■ STORED DATA
-- Opening Marker --

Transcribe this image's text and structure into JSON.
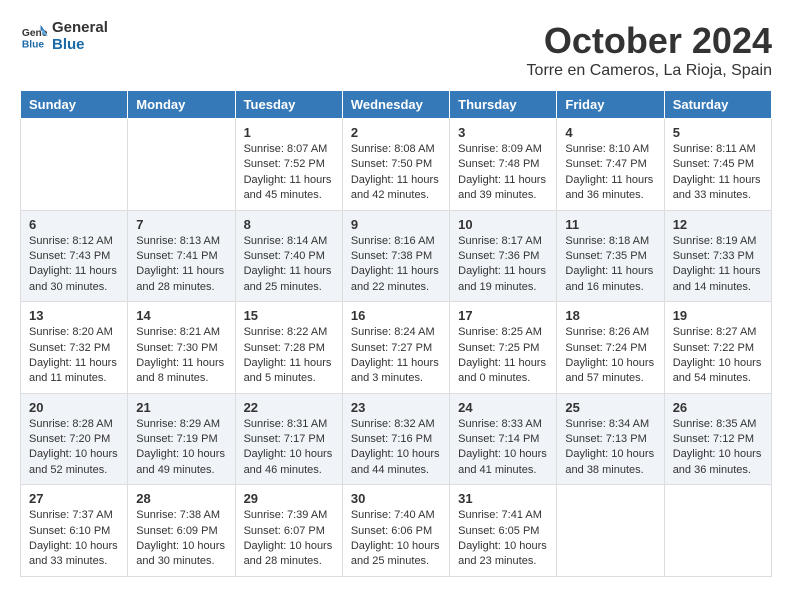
{
  "header": {
    "logo_line1": "General",
    "logo_line2": "Blue",
    "month": "October 2024",
    "location": "Torre en Cameros, La Rioja, Spain"
  },
  "weekdays": [
    "Sunday",
    "Monday",
    "Tuesday",
    "Wednesday",
    "Thursday",
    "Friday",
    "Saturday"
  ],
  "weeks": [
    [
      {
        "day": "",
        "info": ""
      },
      {
        "day": "",
        "info": ""
      },
      {
        "day": "1",
        "info": "Sunrise: 8:07 AM\nSunset: 7:52 PM\nDaylight: 11 hours and 45 minutes."
      },
      {
        "day": "2",
        "info": "Sunrise: 8:08 AM\nSunset: 7:50 PM\nDaylight: 11 hours and 42 minutes."
      },
      {
        "day": "3",
        "info": "Sunrise: 8:09 AM\nSunset: 7:48 PM\nDaylight: 11 hours and 39 minutes."
      },
      {
        "day": "4",
        "info": "Sunrise: 8:10 AM\nSunset: 7:47 PM\nDaylight: 11 hours and 36 minutes."
      },
      {
        "day": "5",
        "info": "Sunrise: 8:11 AM\nSunset: 7:45 PM\nDaylight: 11 hours and 33 minutes."
      }
    ],
    [
      {
        "day": "6",
        "info": "Sunrise: 8:12 AM\nSunset: 7:43 PM\nDaylight: 11 hours and 30 minutes."
      },
      {
        "day": "7",
        "info": "Sunrise: 8:13 AM\nSunset: 7:41 PM\nDaylight: 11 hours and 28 minutes."
      },
      {
        "day": "8",
        "info": "Sunrise: 8:14 AM\nSunset: 7:40 PM\nDaylight: 11 hours and 25 minutes."
      },
      {
        "day": "9",
        "info": "Sunrise: 8:16 AM\nSunset: 7:38 PM\nDaylight: 11 hours and 22 minutes."
      },
      {
        "day": "10",
        "info": "Sunrise: 8:17 AM\nSunset: 7:36 PM\nDaylight: 11 hours and 19 minutes."
      },
      {
        "day": "11",
        "info": "Sunrise: 8:18 AM\nSunset: 7:35 PM\nDaylight: 11 hours and 16 minutes."
      },
      {
        "day": "12",
        "info": "Sunrise: 8:19 AM\nSunset: 7:33 PM\nDaylight: 11 hours and 14 minutes."
      }
    ],
    [
      {
        "day": "13",
        "info": "Sunrise: 8:20 AM\nSunset: 7:32 PM\nDaylight: 11 hours and 11 minutes."
      },
      {
        "day": "14",
        "info": "Sunrise: 8:21 AM\nSunset: 7:30 PM\nDaylight: 11 hours and 8 minutes."
      },
      {
        "day": "15",
        "info": "Sunrise: 8:22 AM\nSunset: 7:28 PM\nDaylight: 11 hours and 5 minutes."
      },
      {
        "day": "16",
        "info": "Sunrise: 8:24 AM\nSunset: 7:27 PM\nDaylight: 11 hours and 3 minutes."
      },
      {
        "day": "17",
        "info": "Sunrise: 8:25 AM\nSunset: 7:25 PM\nDaylight: 11 hours and 0 minutes."
      },
      {
        "day": "18",
        "info": "Sunrise: 8:26 AM\nSunset: 7:24 PM\nDaylight: 10 hours and 57 minutes."
      },
      {
        "day": "19",
        "info": "Sunrise: 8:27 AM\nSunset: 7:22 PM\nDaylight: 10 hours and 54 minutes."
      }
    ],
    [
      {
        "day": "20",
        "info": "Sunrise: 8:28 AM\nSunset: 7:20 PM\nDaylight: 10 hours and 52 minutes."
      },
      {
        "day": "21",
        "info": "Sunrise: 8:29 AM\nSunset: 7:19 PM\nDaylight: 10 hours and 49 minutes."
      },
      {
        "day": "22",
        "info": "Sunrise: 8:31 AM\nSunset: 7:17 PM\nDaylight: 10 hours and 46 minutes."
      },
      {
        "day": "23",
        "info": "Sunrise: 8:32 AM\nSunset: 7:16 PM\nDaylight: 10 hours and 44 minutes."
      },
      {
        "day": "24",
        "info": "Sunrise: 8:33 AM\nSunset: 7:14 PM\nDaylight: 10 hours and 41 minutes."
      },
      {
        "day": "25",
        "info": "Sunrise: 8:34 AM\nSunset: 7:13 PM\nDaylight: 10 hours and 38 minutes."
      },
      {
        "day": "26",
        "info": "Sunrise: 8:35 AM\nSunset: 7:12 PM\nDaylight: 10 hours and 36 minutes."
      }
    ],
    [
      {
        "day": "27",
        "info": "Sunrise: 7:37 AM\nSunset: 6:10 PM\nDaylight: 10 hours and 33 minutes."
      },
      {
        "day": "28",
        "info": "Sunrise: 7:38 AM\nSunset: 6:09 PM\nDaylight: 10 hours and 30 minutes."
      },
      {
        "day": "29",
        "info": "Sunrise: 7:39 AM\nSunset: 6:07 PM\nDaylight: 10 hours and 28 minutes."
      },
      {
        "day": "30",
        "info": "Sunrise: 7:40 AM\nSunset: 6:06 PM\nDaylight: 10 hours and 25 minutes."
      },
      {
        "day": "31",
        "info": "Sunrise: 7:41 AM\nSunset: 6:05 PM\nDaylight: 10 hours and 23 minutes."
      },
      {
        "day": "",
        "info": ""
      },
      {
        "day": "",
        "info": ""
      }
    ]
  ]
}
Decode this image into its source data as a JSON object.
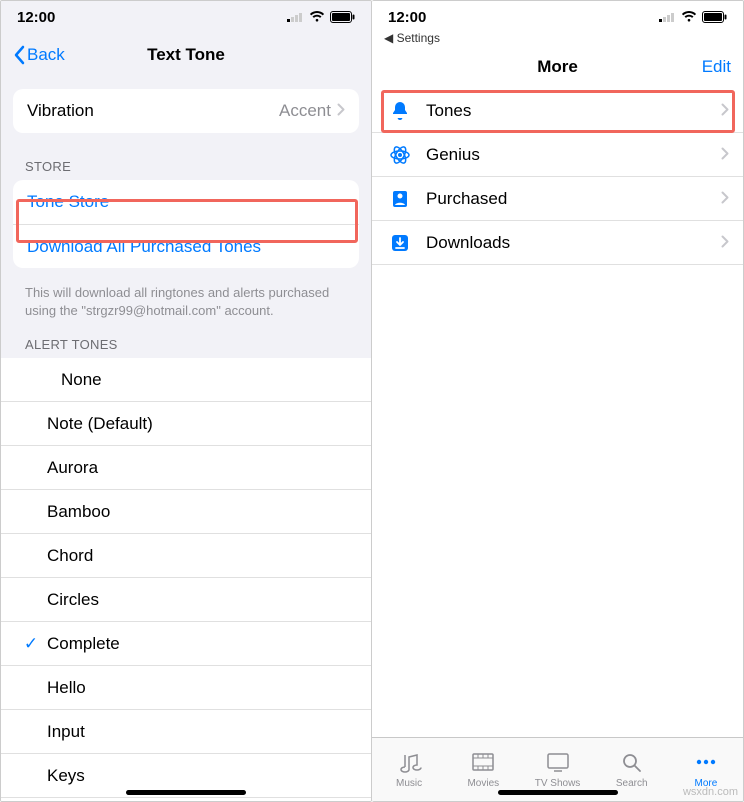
{
  "status": {
    "time": "12:00"
  },
  "left": {
    "nav": {
      "back": "Back",
      "title": "Text Tone"
    },
    "vibration": {
      "label": "Vibration",
      "value": "Accent"
    },
    "store": {
      "header": "STORE",
      "tone_store": "Tone Store",
      "download_all": "Download All Purchased Tones",
      "footer": "This will download all ringtones and alerts purchased using the \"strgzr99@hotmail.com\" account."
    },
    "alert_header": "ALERT TONES",
    "tones": [
      "None",
      "Note (Default)",
      "Aurora",
      "Bamboo",
      "Chord",
      "Circles",
      "Complete",
      "Hello",
      "Input",
      "Keys"
    ],
    "selected_tone": "Complete"
  },
  "right": {
    "back_crumb": "Settings",
    "nav": {
      "title": "More",
      "edit": "Edit"
    },
    "items": [
      {
        "label": "Tones",
        "icon": "bell"
      },
      {
        "label": "Genius",
        "icon": "atom"
      },
      {
        "label": "Purchased",
        "icon": "purchased"
      },
      {
        "label": "Downloads",
        "icon": "download"
      }
    ],
    "tabs": [
      {
        "label": "Music"
      },
      {
        "label": "Movies"
      },
      {
        "label": "TV Shows"
      },
      {
        "label": "Search"
      },
      {
        "label": "More",
        "active": true
      }
    ]
  },
  "watermark": "wsxdn.com"
}
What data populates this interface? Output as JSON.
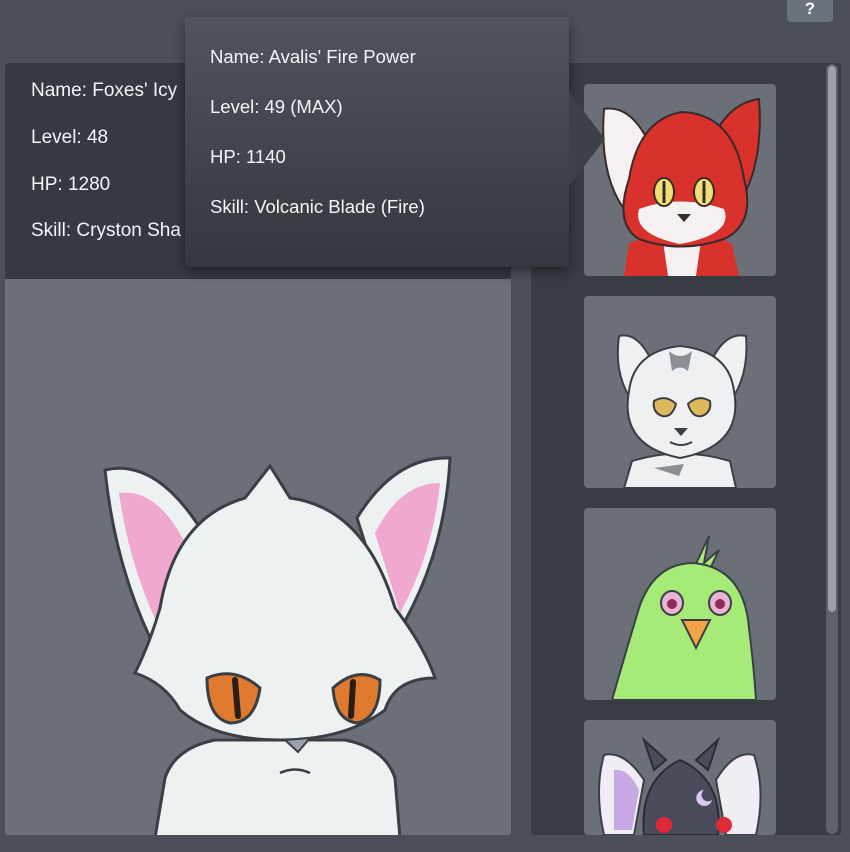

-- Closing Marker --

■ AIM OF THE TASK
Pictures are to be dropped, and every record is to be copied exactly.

■ EXERCISE RESULT
Transcribe this image's text and structure into JSON.
{
  "header": {
    "logo_line1": "General",
    "logo_line2": "Blue",
    "month": "October 2024",
    "location": "Torre en Cameros, La Rioja, Spain"
  },
  "weekdays": [
    "Sunday",
    "Monday",
    "Tuesday",
    "Wednesday",
    "Thursday",
    "Friday",
    "Saturday"
  ],
  "weeks": [
    [
      {
        "day": "",
        "info": ""
      },
      {
        "day": "",
        "info": ""
      },
      {
        "day": "1",
        "info": "Sunrise: 8:07 AM\nSunset: 7:52 PM\nDaylight: 11 hours and 45 minutes."
      },
      {
        "day": "2",
        "info": "Sunrise: 8:08 AM\nSunset: 7:50 PM\nDaylight: 11 hours and 42 minutes."
      },
      {
        "day": "3",
        "info": "Sunrise: 8:09 AM\nSunset: 7:48 PM\nDaylight: 11 hours and 39 minutes."
      },
      {
        "day": "4",
        "info": "Sunrise: 8:10 AM\nSunset: 7:47 PM\nDaylight: 11 hours and 36 minutes."
      },
      {
        "day": "5",
        "info": "Sunrise: 8:11 AM\nSunset: 7:45 PM\nDaylight: 11 hours and 33 minutes."
      }
    ],
    [
      {
        "day": "6",
        "info": "Sunrise: 8:12 AM\nSunset: 7:43 PM\nDaylight: 11 hours and 30 minutes."
      },
      {
        "day": "7",
        "info": "Sunrise: 8:13 AM\nSunset: 7:41 PM\nDaylight: 11 hours and 28 minutes."
      },
      {
        "day": "8",
        "info": "Sunrise: 8:14 AM\nSunset: 7:40 PM\nDaylight: 11 hours and 25 minutes."
      },
      {
        "day": "9",
        "info": "Sunrise: 8:16 AM\nSunset: 7:38 PM\nDaylight: 11 hours and 22 minutes."
      },
      {
        "day": "10",
        "info": "Sunrise: 8:17 AM\nSunset: 7:36 PM\nDaylight: 11 hours and 19 minutes."
      },
      {
        "day": "11",
        "info": "Sunrise: 8:18 AM\nSunset: 7:35 PM\nDaylight: 11 hours and 16 minutes."
      },
      {
        "day": "12",
        "info": "Sunrise: 8:19 AM\nSunset: 7:33 PM\nDaylight: 11 hours and 14 minutes."
      }
    ],
    [
      {
        "day": "13",
        "info": "Sunrise: 8:20 AM\nSunset: 7:32 PM\nDaylight: 11 hours and 11 minutes."
      },
      {
        "day": "14",
        "info": "Sunrise: 8:21 AM\nSunset: 7:30 PM\nDaylight: 11 hours and 8 minutes."
      },
      {
        "day": "15",
        "info": "Sunrise: 8:22 AM\nSunset: 7:28 PM\nDaylight: 11 hours and 5 minutes."
      },
      {
        "day": "16",
        "info": "Sunrise: 8:24 AM\nSunset: 7:27 PM\nDaylight: 11 hours and 3 minutes."
      },
      {
        "day": "17",
        "info": "Sunrise: 8:25 AM\nSunset: 7:25 PM\nDaylight: 11 hours and 0 minutes."
      },
      {
        "day": "18",
        "info": "Sunrise: 8:26 AM\nSunset: 7:24 PM\nDaylight: 10 hours and 57 minutes."
      },
      {
        "day": "19",
        "info": "Sunrise: 8:27 AM\nSunset: 7:22 PM\nDaylight: 10 hours and 54 minutes."
      }
    ],
    [
      {
        "day": "20",
        "info": "Sunrise: 8:28 AM\nSunset: 7:20 PM\nDaylight: 10 hours and 52 minutes."
      },
      {
        "day": "21",
        "info": "Sunrise: 8:29 AM\nSunset: 7:19 PM\nDaylight: 10 hours and 49 minutes."
      },
      {
        "day": "22",
        "info": "Sunrise: 8:31 AM\nSunset: 7:17 PM\nDaylight: 10 hours and 46 minutes."
      },
      {
        "day": "23",
        "info": "Sunrise: 8:32 AM\nSunset: 7:16 PM\nDaylight: 10 hours and 44 minutes."
      },
      {
        "day": "24",
        "info": "Sunrise: 8:33 AM\nSunset: 7:14 PM\nDaylight: 10 hours and 41 minutes."
      },
      {
        "day": "25",
        "info": "Sunrise: 8:34 AM\nSunset: 7:13 PM\nDaylight: 10 hours and 38 minutes."
      },
      {
        "day": "26",
        "info": "Sunrise: 8:35 AM\nSunset: 7:12 PM\nDaylight: 10 hours and 36 minutes."
      }
    ],
    [
      {
        "day": "27",
        "info": "Sunrise: 7:37 AM\nSunset: 6:10 PM\nDaylight: 10 hours and 33 minutes."
      },
      {
        "day": "28",
        "info": "Sunrise: 7:38 AM\nSunset: 6:09 PM\nDaylight: 10 hours and 30 minutes."
      },
      {
        "day": "29",
        "info": "Sunrise: 7:39 AM\nSunset: 6:07 PM\nDaylight: 10 hours and 28 minutes."
      },
      {
        "day": "30",
        "info": "Sunrise: 7:40 AM\nSunset: 6:06 PM\nDaylight: 10 hours and 25 minutes."
      },
      {
        "day": "31",
        "info": "Sunrise: 7:41 AM\nSunset: 6:05 PM\nDaylight: 10 hours and 23 minutes."
      },
      {
        "day": "",
        "info": ""
      },
      {
        "day": "",
        "info": ""
      }
    ]
  ]
}
Decode this image into its source data as a JSON object.
{
  "status": {
    "time": "12:00"
  },
  "left": {
    "nav": {
      "back": "Back",
      "title": "Text Tone"
    },
    "vibration": {
      "label": "Vibration",
      "value": "Accent"
    },
    "store": {
      "header": "STORE",
      "tone_store": "Tone Store",
      "download_all": "Download All Purchased Tones",
      "footer": "This will download all ringtones and alerts purchased using the \"strgzr99@hotmail.com\" account."
    },
    "alert_header": "ALERT TONES",
    "tones": [
      "None",
      "Note (Default)",
      "Aurora",
      "Bamboo",
      "Chord",
      "Circles",
      "Complete",
      "Hello",
      "Input",
      "Keys"
    ],
    "selected_tone": "Complete"
  },
  "right": {
    "back_crumb": "Settings",
    "nav": {
      "title": "More",
      "edit": "Edit"
    },
    "items": [
      {
        "label": "Tones",
        "icon": "bell"
      },
      {
        "label": "Genius",
        "icon": "atom"
      },
      {
        "label": "Purchased",
        "icon": "purchased"
      },
      {
        "label": "Downloads",
        "icon": "download"
      }
    ],
    "tabs": [
      {
        "label": "Music"
      },
      {
        "label": "Movies"
      },
      {
        "label": "TV Shows"
      },
      {
        "label": "Search"
      },
      {
        "label": "More",
        "active": true
      }
    ]
  },
  "watermark": "wsxdn.com"
}
What data populates this interface? Output as JSON.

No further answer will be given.